* Exercise *
Whenever a line in the records below holds the string "index", copy it out.

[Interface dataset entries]
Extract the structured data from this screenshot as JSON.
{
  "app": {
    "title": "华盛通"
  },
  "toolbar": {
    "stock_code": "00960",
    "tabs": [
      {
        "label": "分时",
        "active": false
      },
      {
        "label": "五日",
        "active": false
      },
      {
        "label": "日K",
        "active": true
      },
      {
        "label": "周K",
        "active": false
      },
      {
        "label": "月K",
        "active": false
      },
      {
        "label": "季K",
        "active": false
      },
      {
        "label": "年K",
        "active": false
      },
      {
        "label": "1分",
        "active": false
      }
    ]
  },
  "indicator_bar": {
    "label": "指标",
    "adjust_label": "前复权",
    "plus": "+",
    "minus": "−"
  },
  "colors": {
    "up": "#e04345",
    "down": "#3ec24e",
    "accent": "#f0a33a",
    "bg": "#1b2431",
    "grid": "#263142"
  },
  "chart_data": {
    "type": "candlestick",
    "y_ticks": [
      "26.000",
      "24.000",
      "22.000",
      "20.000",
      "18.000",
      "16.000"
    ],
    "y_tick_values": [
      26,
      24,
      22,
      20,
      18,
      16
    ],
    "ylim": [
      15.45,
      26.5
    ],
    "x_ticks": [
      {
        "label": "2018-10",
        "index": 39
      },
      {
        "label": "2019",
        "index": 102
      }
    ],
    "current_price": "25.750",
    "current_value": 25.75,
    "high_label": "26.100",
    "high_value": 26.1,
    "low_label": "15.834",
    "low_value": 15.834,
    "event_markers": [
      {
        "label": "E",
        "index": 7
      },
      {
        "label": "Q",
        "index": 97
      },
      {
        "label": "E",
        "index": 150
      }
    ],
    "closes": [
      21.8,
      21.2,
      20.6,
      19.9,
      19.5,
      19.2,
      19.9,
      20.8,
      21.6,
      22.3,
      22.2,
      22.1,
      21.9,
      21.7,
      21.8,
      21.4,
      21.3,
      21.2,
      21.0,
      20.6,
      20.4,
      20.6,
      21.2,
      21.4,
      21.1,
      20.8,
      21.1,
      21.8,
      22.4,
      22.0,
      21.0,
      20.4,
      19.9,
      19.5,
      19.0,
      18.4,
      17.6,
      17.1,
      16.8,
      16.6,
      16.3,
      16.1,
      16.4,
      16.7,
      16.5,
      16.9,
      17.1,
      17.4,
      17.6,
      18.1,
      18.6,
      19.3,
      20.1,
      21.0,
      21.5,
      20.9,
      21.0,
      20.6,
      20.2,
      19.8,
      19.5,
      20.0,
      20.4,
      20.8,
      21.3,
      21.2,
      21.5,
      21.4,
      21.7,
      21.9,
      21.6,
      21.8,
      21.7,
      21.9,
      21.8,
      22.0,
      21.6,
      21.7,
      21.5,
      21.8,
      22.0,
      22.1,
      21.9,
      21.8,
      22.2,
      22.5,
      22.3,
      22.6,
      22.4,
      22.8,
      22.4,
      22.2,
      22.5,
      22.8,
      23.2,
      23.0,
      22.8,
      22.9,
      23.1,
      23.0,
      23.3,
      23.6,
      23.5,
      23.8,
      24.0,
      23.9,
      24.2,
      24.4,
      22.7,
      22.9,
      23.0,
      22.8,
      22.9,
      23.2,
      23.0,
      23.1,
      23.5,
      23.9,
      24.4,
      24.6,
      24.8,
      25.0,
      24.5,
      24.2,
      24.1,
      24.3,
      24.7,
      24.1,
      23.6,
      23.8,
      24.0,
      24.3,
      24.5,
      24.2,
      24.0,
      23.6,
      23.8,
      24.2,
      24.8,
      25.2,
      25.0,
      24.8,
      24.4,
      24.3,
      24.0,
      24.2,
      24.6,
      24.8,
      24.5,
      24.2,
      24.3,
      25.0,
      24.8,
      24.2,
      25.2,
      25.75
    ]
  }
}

* Exercise answer *
        "index": 39
        "index": 102
        "index": 7
        "index": 97
        "index": 150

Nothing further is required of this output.